- [EXERCISE] The answer must consist of every line in the records that contains the word "Dashboard".

- [DATA EXTRACT]
——————————

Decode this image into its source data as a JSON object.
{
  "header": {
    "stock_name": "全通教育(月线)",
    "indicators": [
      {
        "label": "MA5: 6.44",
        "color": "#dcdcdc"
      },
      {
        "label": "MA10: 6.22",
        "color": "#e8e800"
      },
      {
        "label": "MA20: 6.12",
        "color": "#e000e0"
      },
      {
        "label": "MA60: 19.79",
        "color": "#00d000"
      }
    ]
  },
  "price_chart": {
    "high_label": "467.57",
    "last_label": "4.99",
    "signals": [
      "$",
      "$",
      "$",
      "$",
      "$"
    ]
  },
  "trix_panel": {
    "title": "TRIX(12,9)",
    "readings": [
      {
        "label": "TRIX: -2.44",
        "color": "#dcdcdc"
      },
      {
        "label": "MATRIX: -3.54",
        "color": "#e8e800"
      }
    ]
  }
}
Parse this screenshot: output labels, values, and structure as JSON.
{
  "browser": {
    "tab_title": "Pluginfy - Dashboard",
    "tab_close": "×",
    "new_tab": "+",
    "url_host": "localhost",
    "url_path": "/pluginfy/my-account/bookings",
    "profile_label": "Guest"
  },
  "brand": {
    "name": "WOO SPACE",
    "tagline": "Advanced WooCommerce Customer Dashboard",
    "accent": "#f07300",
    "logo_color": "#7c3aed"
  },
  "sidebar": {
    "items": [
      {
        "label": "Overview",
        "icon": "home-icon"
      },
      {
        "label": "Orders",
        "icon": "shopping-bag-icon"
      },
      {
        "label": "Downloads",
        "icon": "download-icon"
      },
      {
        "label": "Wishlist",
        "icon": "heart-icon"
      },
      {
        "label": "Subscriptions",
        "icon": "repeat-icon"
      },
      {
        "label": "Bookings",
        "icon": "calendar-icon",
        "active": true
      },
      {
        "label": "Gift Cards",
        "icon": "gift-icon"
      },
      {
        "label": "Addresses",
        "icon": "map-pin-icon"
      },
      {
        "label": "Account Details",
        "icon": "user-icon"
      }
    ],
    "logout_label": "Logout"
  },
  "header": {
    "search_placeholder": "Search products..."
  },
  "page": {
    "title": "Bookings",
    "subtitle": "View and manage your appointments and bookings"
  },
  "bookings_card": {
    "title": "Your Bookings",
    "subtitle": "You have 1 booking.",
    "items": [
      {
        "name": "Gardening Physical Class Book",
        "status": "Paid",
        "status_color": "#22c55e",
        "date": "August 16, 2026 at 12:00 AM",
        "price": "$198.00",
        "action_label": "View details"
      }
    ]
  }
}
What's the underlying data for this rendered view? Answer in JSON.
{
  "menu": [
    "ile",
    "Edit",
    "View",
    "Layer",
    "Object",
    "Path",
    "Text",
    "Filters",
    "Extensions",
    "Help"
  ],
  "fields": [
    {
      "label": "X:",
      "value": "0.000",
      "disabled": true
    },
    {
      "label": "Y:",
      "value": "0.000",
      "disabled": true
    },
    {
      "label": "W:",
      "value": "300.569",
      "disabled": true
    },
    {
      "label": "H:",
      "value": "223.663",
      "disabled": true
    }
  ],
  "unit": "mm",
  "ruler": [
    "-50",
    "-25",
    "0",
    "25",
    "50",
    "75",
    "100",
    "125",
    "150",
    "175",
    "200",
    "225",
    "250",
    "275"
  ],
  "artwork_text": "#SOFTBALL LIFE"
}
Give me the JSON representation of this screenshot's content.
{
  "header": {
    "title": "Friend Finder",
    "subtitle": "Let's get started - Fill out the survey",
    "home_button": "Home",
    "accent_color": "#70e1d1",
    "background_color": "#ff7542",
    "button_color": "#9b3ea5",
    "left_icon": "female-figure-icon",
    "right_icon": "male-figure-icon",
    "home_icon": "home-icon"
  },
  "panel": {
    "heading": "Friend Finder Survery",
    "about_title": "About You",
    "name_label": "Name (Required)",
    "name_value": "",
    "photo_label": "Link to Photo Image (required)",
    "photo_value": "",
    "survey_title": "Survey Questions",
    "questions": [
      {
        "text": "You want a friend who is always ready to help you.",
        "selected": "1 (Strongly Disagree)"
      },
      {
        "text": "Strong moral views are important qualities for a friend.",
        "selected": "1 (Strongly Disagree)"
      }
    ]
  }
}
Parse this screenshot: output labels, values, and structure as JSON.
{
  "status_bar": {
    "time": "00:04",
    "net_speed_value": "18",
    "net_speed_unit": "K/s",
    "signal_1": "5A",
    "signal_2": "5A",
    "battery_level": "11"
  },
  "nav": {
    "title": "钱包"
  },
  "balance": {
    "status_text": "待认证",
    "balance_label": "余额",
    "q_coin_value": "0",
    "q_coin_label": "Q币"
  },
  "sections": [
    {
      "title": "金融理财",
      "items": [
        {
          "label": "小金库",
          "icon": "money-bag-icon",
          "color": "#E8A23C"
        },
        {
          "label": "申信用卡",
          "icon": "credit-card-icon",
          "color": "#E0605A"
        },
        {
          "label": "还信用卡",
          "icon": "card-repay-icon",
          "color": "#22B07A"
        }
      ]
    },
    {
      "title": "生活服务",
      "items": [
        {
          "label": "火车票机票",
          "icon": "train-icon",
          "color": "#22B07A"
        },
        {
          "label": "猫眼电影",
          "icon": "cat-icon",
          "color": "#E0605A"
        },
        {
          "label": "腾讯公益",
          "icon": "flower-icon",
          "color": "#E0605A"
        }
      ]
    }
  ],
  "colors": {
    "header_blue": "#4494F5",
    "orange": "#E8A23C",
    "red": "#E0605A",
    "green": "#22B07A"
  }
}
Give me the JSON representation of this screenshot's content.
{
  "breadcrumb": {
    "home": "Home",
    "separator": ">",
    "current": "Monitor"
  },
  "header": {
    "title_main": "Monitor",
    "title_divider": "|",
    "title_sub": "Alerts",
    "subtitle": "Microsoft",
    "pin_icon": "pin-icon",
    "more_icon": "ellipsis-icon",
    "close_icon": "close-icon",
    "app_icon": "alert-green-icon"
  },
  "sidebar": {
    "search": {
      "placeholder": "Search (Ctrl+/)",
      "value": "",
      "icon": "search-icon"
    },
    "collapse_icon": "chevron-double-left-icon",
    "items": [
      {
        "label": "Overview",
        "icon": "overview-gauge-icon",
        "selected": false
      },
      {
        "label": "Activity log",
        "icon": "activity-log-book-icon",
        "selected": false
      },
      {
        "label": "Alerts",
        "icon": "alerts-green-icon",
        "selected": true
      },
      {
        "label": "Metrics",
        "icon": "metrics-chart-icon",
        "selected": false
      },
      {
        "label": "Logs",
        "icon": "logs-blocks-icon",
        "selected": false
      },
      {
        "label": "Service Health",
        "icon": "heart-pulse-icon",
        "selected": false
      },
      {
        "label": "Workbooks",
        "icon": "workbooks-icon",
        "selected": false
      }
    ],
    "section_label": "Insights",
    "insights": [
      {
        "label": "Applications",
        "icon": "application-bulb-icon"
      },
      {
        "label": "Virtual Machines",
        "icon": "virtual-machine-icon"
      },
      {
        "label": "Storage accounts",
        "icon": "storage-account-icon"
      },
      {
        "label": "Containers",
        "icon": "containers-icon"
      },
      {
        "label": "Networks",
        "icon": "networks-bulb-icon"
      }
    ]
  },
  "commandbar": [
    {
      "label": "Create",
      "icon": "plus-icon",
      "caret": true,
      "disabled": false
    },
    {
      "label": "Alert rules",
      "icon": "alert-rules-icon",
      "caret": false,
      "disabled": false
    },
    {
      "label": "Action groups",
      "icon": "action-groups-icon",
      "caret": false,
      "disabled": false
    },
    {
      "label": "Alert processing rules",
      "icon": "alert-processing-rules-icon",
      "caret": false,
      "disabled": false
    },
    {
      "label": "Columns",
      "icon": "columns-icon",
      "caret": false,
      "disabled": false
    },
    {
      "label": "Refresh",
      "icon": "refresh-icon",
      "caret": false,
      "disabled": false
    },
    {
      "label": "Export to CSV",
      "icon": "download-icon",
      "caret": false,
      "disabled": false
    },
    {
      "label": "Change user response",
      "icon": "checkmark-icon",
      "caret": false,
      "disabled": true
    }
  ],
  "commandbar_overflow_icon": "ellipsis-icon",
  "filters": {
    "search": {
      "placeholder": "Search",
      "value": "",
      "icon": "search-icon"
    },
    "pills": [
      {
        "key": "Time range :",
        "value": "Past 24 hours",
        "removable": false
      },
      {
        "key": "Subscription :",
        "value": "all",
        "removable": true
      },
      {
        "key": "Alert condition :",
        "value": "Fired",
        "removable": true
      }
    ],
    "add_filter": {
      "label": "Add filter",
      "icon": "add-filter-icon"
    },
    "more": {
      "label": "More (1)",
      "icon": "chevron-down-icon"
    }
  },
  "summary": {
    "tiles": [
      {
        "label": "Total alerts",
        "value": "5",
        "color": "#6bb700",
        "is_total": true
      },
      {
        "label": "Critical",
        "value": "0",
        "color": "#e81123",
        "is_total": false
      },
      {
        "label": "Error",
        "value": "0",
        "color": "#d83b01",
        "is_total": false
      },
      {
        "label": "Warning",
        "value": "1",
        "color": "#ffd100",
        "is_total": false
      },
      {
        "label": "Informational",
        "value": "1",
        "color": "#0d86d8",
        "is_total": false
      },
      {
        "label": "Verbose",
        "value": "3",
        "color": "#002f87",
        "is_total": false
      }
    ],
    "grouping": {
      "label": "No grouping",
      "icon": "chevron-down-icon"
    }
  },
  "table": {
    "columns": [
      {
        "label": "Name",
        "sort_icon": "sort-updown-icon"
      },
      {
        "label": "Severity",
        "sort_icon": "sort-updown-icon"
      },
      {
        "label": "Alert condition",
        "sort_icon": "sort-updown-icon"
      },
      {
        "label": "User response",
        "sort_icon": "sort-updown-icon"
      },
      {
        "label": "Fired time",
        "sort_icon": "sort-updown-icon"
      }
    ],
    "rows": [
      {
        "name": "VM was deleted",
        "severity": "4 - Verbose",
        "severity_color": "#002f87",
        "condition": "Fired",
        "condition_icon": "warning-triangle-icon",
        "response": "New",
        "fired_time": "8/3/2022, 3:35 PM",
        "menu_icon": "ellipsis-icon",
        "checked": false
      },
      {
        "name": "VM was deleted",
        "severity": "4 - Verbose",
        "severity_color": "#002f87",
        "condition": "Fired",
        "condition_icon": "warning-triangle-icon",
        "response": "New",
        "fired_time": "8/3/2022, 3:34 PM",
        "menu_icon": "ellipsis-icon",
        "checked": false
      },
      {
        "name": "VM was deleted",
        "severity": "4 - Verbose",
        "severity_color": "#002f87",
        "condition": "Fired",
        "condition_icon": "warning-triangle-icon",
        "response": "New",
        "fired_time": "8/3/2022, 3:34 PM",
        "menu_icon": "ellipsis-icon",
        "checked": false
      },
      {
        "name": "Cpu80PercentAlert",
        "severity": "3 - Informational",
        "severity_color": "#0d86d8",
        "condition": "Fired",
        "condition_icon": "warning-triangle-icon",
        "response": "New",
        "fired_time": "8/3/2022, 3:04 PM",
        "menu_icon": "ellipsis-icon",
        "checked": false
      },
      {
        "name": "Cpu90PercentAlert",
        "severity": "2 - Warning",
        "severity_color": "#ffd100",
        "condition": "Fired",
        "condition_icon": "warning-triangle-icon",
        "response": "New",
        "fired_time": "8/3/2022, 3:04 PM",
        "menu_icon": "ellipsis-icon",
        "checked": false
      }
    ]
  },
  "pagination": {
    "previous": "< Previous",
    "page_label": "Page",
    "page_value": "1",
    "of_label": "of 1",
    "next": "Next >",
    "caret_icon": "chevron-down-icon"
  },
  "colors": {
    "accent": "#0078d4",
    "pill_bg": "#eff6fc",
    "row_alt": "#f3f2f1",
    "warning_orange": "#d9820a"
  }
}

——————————

- [WRITTEN RESPONSE]
    "tab_title": "Pluginfy - Dashboard",
    "tagline": "Advanced WooCommerce Customer Dashboard",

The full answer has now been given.